Content starts

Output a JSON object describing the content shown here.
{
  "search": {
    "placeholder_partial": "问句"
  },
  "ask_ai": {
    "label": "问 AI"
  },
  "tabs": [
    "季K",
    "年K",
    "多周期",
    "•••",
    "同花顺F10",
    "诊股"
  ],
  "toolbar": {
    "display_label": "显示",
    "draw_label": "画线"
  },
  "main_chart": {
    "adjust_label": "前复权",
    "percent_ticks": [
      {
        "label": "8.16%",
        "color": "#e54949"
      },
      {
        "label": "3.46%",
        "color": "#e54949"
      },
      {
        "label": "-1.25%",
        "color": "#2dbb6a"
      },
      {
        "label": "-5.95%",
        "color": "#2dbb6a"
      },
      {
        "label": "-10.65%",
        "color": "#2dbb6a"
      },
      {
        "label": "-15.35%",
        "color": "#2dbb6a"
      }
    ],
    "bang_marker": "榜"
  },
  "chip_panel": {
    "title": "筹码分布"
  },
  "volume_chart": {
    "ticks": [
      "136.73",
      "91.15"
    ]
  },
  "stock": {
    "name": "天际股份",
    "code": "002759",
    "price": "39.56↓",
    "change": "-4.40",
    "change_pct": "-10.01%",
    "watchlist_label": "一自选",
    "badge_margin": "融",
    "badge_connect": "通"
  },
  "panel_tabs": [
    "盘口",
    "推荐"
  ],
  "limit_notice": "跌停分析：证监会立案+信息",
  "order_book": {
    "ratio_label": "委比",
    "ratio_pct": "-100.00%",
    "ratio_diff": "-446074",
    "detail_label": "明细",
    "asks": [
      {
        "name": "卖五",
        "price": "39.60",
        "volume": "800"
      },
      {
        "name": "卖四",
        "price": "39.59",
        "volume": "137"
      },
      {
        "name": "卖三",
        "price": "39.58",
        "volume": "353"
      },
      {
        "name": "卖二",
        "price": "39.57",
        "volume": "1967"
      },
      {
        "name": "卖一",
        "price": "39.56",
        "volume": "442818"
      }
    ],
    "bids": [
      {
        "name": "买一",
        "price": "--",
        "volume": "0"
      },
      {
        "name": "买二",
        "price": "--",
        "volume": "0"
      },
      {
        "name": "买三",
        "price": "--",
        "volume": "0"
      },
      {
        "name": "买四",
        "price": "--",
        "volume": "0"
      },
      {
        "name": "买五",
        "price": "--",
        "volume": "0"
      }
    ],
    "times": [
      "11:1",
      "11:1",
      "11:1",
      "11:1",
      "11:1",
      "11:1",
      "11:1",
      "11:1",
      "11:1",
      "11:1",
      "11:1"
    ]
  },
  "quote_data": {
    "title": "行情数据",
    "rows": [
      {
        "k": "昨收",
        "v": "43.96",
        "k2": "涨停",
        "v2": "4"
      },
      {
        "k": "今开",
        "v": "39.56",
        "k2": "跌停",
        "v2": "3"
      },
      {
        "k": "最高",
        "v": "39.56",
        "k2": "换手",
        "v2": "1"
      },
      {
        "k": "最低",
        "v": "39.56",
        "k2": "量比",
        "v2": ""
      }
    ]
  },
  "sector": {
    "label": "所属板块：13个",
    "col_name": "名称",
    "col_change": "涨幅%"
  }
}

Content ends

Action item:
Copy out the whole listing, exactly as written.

The answer:
Output a JSON object describing the content shown here.
{
  "search": {
    "placeholder_partial": "问句"
  },
  "ask_ai": {
    "label": "问 AI"
  },
  "tabs": [
    "季K",
    "年K",
    "多周期",
    "•••",
    "同花顺F10",
    "诊股"
  ],
  "toolbar": {
    "display_label": "显示",
    "draw_label": "画线"
  },
  "main_chart": {
    "adjust_label": "前复权",
    "percent_ticks": [
      {
        "label": "8.16%",
        "color": "#e54949"
      },
      {
        "label": "3.46%",
        "color": "#e54949"
      },
      {
        "label": "-1.25%",
        "color": "#2dbb6a"
      },
      {
        "label": "-5.95%",
        "color": "#2dbb6a"
      },
      {
        "label": "-10.65%",
        "color": "#2dbb6a"
      },
      {
        "label": "-15.35%",
        "color": "#2dbb6a"
      }
    ],
    "bang_marker": "榜"
  },
  "chip_panel": {
    "title": "筹码分布"
  },
  "volume_chart": {
    "ticks": [
      "136.73",
      "91.15"
    ]
  },
  "stock": {
    "name": "天际股份",
    "code": "002759",
    "price": "39.56↓",
    "change": "-4.40",
    "change_pct": "-10.01%",
    "watchlist_label": "一自选",
    "badge_margin": "融",
    "badge_connect": "通"
  },
  "panel_tabs": [
    "盘口",
    "推荐"
  ],
  "limit_notice": "跌停分析：证监会立案+信息",
  "order_book": {
    "ratio_label": "委比",
    "ratio_pct": "-100.00%",
    "ratio_diff": "-446074",
    "detail_label": "明细",
    "asks": [
      {
        "name": "卖五",
        "price": "39.60",
        "volume": "800"
      },
      {
        "name": "卖四",
        "price": "39.59",
        "volume": "137"
      },
      {
        "name": "卖三",
        "price": "39.58",
        "volume": "353"
      },
      {
        "name": "卖二",
        "price": "39.57",
        "volume": "1967"
      },
      {
        "name": "卖一",
        "price": "39.56",
        "volume": "442818"
      }
    ],
    "bids": [
      {
        "name": "买一",
        "price": "--",
        "volume": "0"
      },
      {
        "name": "买二",
        "price": "--",
        "volume": "0"
      },
      {
        "name": "买三",
        "price": "--",
        "volume": "0"
      },
      {
        "name": "买四",
        "price": "--",
        "volume": "0"
      },
      {
        "name": "买五",
        "price": "--",
        "volume": "0"
      }
    ],
    "times": [
      "11:1",
      "11:1",
      "11:1",
      "11:1",
      "11:1",
      "11:1",
      "11:1",
      "11:1",
      "11:1",
      "11:1",
      "11:1"
    ]
  },
  "quote_data": {
    "title": "行情数据",
    "rows": [
      {
        "k": "昨收",
        "v": "43.96",
        "k2": "涨停",
        "v2": "4"
      },
      {
        "k": "今开",
        "v": "39.56",
        "k2": "跌停",
        "v2": "3"
      },
      {
        "k": "最高",
        "v": "39.56",
        "k2": "换手",
        "v2": "1"
      },
      {
        "k": "最低",
        "v": "39.56",
        "k2": "量比",
        "v2": ""
      }
    ]
  },
  "sector": {
    "label": "所属板块：13个",
    "col_name": "名称",
    "col_change": "涨幅%"
  }
}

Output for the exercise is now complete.